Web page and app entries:
= = = = =

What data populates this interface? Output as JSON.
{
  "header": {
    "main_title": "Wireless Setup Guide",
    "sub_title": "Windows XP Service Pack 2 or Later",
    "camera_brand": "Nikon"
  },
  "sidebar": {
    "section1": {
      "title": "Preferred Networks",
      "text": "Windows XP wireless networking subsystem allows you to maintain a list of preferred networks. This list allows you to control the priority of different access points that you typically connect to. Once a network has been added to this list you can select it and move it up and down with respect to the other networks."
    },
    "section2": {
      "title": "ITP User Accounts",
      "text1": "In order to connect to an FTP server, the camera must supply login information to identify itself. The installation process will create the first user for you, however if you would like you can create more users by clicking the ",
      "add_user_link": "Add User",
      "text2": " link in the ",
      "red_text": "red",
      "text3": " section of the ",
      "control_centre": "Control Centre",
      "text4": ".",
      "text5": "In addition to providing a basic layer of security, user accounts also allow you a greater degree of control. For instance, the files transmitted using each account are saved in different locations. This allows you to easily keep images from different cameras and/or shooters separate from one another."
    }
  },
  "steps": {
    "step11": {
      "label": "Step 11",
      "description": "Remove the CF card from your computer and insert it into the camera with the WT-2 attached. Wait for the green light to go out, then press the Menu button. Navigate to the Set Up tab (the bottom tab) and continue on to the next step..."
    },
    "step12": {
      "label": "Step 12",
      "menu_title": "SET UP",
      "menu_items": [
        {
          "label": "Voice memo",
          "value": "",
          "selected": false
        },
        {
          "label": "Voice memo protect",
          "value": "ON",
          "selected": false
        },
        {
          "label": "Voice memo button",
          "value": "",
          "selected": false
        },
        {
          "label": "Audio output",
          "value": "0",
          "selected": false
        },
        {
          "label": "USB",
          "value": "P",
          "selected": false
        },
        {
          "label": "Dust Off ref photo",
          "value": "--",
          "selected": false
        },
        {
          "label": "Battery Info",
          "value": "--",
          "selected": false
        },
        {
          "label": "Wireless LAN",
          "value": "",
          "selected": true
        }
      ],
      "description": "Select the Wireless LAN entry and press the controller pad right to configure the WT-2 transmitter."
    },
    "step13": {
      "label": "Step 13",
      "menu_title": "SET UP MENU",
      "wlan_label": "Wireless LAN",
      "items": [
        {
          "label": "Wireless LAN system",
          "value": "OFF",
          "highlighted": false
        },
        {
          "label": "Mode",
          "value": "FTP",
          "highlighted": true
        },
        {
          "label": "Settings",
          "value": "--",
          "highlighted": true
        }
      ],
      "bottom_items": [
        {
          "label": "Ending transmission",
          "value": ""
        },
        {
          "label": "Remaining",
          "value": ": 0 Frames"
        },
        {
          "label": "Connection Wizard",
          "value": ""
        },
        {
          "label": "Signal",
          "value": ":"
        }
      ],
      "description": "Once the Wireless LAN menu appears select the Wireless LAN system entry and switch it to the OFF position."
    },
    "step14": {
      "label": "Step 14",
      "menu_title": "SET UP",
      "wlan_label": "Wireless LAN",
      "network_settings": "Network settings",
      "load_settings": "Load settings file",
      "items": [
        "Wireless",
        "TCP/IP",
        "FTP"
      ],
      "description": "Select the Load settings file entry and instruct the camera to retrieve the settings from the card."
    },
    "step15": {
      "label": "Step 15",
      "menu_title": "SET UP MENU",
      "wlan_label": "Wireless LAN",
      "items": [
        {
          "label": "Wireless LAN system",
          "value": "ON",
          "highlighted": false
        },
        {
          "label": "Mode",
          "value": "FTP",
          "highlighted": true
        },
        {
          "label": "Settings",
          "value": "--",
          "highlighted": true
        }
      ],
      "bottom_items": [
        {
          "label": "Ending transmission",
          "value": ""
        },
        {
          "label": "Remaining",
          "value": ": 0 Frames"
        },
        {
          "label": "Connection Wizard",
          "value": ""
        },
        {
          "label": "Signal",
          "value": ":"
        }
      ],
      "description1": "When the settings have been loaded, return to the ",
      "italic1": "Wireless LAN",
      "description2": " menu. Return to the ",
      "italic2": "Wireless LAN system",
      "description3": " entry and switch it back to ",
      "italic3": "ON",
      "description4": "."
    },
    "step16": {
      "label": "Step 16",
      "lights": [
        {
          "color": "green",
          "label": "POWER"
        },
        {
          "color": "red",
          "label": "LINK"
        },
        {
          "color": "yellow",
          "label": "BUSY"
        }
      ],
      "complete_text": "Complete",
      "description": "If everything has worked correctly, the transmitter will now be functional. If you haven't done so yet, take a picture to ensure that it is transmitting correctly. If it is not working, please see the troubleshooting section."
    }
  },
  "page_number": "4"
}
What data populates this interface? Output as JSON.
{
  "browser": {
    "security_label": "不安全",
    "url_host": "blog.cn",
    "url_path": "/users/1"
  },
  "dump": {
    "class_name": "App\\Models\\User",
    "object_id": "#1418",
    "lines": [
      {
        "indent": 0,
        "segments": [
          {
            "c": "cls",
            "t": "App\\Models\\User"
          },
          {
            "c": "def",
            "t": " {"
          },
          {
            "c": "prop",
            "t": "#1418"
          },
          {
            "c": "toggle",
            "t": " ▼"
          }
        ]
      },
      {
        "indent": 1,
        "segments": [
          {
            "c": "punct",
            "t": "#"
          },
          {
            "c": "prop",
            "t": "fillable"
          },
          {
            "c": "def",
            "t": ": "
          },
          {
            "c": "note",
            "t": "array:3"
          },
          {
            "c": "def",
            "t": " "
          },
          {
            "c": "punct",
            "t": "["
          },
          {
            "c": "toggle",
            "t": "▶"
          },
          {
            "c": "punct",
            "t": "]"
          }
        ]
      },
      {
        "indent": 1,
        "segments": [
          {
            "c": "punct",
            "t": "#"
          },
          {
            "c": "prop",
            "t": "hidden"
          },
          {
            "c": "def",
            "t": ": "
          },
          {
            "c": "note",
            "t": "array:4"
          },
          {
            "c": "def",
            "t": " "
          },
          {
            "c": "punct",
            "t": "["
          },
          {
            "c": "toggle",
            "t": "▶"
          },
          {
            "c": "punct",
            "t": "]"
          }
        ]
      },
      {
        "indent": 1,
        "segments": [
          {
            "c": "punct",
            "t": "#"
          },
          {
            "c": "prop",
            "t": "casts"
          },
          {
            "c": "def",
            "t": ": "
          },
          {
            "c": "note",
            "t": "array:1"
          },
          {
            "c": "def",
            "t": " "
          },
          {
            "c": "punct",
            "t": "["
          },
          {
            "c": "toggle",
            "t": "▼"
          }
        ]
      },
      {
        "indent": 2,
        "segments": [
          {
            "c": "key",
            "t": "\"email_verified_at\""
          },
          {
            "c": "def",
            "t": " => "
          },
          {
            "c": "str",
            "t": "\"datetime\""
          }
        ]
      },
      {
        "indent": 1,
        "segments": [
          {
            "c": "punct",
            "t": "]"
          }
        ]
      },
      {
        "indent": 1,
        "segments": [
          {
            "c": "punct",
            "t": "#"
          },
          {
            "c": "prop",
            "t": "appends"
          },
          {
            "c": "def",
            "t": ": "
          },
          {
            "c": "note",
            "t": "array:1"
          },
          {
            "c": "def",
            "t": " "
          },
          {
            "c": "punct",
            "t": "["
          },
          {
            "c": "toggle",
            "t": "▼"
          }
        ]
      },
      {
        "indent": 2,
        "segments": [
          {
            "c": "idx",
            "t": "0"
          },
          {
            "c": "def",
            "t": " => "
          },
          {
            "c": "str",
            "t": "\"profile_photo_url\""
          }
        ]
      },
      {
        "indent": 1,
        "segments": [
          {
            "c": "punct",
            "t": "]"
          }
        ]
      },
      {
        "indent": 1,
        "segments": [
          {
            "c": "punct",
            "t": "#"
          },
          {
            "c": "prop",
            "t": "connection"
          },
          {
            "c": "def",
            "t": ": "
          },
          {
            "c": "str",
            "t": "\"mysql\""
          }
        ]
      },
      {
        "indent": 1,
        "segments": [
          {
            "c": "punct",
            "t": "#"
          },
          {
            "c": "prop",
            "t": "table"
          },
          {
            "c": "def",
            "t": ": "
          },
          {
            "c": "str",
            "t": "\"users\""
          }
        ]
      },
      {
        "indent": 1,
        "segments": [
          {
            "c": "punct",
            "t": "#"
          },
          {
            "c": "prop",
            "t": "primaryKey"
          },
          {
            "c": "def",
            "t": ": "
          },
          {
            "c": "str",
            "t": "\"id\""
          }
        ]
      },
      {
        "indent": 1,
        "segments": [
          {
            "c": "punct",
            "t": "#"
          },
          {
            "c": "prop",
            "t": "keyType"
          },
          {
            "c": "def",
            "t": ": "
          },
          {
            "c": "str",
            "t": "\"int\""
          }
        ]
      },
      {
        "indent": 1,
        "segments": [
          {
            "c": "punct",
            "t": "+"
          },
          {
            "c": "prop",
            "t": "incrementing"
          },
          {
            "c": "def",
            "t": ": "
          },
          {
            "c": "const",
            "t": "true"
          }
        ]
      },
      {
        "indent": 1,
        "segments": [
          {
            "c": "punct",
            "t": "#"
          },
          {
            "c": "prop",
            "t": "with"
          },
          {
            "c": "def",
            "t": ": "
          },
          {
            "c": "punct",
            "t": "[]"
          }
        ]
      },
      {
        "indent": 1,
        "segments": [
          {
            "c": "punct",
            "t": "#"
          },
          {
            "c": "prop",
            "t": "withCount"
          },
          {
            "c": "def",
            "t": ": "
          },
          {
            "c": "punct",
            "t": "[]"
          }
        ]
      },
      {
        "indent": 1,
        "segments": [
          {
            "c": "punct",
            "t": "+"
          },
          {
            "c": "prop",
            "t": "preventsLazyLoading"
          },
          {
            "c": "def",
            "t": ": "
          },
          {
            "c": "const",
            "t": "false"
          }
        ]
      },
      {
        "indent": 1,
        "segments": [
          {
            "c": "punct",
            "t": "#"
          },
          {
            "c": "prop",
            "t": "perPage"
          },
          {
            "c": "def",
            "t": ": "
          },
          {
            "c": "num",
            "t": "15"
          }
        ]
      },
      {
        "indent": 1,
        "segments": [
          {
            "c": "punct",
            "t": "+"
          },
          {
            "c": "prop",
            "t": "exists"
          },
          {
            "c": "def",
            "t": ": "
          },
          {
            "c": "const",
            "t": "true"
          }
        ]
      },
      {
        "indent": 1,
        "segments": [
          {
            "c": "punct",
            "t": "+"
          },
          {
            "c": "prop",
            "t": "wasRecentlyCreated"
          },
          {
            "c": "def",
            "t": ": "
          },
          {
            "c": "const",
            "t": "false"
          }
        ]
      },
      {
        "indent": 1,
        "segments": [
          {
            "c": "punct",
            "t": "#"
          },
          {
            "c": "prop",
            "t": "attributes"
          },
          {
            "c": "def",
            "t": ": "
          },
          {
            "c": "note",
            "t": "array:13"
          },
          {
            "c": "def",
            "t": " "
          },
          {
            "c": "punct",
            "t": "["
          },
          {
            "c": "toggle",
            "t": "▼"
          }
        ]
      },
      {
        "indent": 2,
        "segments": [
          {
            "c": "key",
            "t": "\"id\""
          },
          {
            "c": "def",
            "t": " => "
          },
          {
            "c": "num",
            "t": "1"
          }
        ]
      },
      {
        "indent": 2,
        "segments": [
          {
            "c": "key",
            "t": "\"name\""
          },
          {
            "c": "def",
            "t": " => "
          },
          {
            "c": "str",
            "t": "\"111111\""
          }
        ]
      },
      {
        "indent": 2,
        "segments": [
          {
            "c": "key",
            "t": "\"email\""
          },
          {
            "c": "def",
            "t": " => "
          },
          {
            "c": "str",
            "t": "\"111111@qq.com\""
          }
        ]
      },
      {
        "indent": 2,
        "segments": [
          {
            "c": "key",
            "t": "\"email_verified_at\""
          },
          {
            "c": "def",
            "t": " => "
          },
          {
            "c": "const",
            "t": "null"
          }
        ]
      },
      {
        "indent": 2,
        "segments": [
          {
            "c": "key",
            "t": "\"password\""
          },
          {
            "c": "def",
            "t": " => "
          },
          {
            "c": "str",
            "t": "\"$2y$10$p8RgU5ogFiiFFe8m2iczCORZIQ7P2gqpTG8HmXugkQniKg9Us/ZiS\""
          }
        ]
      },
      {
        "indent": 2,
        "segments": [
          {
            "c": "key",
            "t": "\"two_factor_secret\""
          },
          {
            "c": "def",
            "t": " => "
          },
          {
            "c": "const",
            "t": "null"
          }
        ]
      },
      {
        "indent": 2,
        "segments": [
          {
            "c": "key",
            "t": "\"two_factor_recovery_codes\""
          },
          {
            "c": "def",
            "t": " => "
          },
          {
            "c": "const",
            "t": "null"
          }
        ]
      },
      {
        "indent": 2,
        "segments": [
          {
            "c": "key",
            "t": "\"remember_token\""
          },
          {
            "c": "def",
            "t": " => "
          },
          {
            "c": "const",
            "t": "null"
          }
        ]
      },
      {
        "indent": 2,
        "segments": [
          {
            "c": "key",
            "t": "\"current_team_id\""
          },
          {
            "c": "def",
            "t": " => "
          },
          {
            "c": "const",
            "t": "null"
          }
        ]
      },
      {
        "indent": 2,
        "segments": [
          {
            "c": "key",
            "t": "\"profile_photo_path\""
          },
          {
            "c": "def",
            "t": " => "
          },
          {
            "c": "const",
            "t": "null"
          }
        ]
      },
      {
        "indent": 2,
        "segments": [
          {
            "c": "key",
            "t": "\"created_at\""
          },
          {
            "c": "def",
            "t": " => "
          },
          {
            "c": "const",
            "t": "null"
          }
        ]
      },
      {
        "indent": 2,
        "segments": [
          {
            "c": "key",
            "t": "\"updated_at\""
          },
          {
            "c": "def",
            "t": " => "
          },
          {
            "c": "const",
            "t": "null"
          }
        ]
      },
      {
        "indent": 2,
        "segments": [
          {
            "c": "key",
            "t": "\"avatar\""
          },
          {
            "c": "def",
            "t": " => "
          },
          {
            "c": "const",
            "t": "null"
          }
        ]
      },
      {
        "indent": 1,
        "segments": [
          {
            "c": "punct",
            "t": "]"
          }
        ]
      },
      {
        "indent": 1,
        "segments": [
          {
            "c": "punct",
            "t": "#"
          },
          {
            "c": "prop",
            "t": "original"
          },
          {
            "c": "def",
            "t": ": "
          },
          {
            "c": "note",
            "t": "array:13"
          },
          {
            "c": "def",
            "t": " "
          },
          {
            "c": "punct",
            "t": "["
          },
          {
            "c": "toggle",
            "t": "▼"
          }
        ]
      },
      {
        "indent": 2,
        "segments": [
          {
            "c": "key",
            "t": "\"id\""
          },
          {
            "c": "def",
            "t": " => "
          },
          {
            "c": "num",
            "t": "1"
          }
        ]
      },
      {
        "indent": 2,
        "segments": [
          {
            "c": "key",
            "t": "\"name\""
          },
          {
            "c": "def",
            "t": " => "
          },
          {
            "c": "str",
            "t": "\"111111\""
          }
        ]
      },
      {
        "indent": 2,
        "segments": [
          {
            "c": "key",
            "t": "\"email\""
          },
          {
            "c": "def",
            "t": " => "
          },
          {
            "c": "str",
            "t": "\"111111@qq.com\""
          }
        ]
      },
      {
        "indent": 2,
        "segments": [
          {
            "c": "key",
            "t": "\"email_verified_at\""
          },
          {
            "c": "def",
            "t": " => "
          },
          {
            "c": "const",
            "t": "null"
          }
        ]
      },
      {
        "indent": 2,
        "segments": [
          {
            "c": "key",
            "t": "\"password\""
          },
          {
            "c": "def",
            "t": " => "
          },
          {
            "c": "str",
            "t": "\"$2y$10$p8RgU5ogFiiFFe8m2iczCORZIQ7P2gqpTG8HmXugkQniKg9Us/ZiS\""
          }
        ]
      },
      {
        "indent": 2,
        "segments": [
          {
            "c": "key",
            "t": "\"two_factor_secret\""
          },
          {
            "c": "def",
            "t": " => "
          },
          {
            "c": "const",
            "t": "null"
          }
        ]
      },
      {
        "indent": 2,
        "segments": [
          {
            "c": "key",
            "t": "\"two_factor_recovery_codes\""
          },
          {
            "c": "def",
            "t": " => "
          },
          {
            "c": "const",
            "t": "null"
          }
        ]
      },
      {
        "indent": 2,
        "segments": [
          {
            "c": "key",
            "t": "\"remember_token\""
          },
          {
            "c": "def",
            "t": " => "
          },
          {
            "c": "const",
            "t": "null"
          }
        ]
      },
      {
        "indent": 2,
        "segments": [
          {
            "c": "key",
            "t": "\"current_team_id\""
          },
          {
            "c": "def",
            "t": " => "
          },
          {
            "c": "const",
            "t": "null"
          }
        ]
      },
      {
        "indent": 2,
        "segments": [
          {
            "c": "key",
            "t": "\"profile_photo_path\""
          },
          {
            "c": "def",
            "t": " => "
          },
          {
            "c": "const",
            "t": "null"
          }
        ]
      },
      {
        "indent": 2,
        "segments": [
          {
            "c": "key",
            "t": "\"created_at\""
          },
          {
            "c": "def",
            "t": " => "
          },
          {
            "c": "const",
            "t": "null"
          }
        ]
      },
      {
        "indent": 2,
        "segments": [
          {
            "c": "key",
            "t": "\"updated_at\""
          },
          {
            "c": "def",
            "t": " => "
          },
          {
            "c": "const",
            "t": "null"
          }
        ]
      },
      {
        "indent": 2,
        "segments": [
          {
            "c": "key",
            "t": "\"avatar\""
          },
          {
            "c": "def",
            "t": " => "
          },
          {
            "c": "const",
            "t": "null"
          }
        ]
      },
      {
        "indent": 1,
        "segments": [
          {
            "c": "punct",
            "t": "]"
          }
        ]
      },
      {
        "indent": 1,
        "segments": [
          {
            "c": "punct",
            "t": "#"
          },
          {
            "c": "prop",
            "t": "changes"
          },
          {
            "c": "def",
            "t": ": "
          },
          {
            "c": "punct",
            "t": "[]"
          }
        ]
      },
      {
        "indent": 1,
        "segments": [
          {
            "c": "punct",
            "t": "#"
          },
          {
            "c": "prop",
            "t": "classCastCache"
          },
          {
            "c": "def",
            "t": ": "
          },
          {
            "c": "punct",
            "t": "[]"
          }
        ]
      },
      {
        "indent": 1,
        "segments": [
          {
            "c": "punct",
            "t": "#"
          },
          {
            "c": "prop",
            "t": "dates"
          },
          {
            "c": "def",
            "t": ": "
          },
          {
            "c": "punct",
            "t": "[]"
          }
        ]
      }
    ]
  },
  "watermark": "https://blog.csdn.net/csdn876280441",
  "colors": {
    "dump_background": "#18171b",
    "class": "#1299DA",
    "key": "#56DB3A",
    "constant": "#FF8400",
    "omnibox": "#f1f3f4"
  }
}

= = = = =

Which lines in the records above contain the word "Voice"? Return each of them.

• Written solution
          "label": "Voice memo",
          "label": "Voice memo protect",
          "label": "Voice memo button",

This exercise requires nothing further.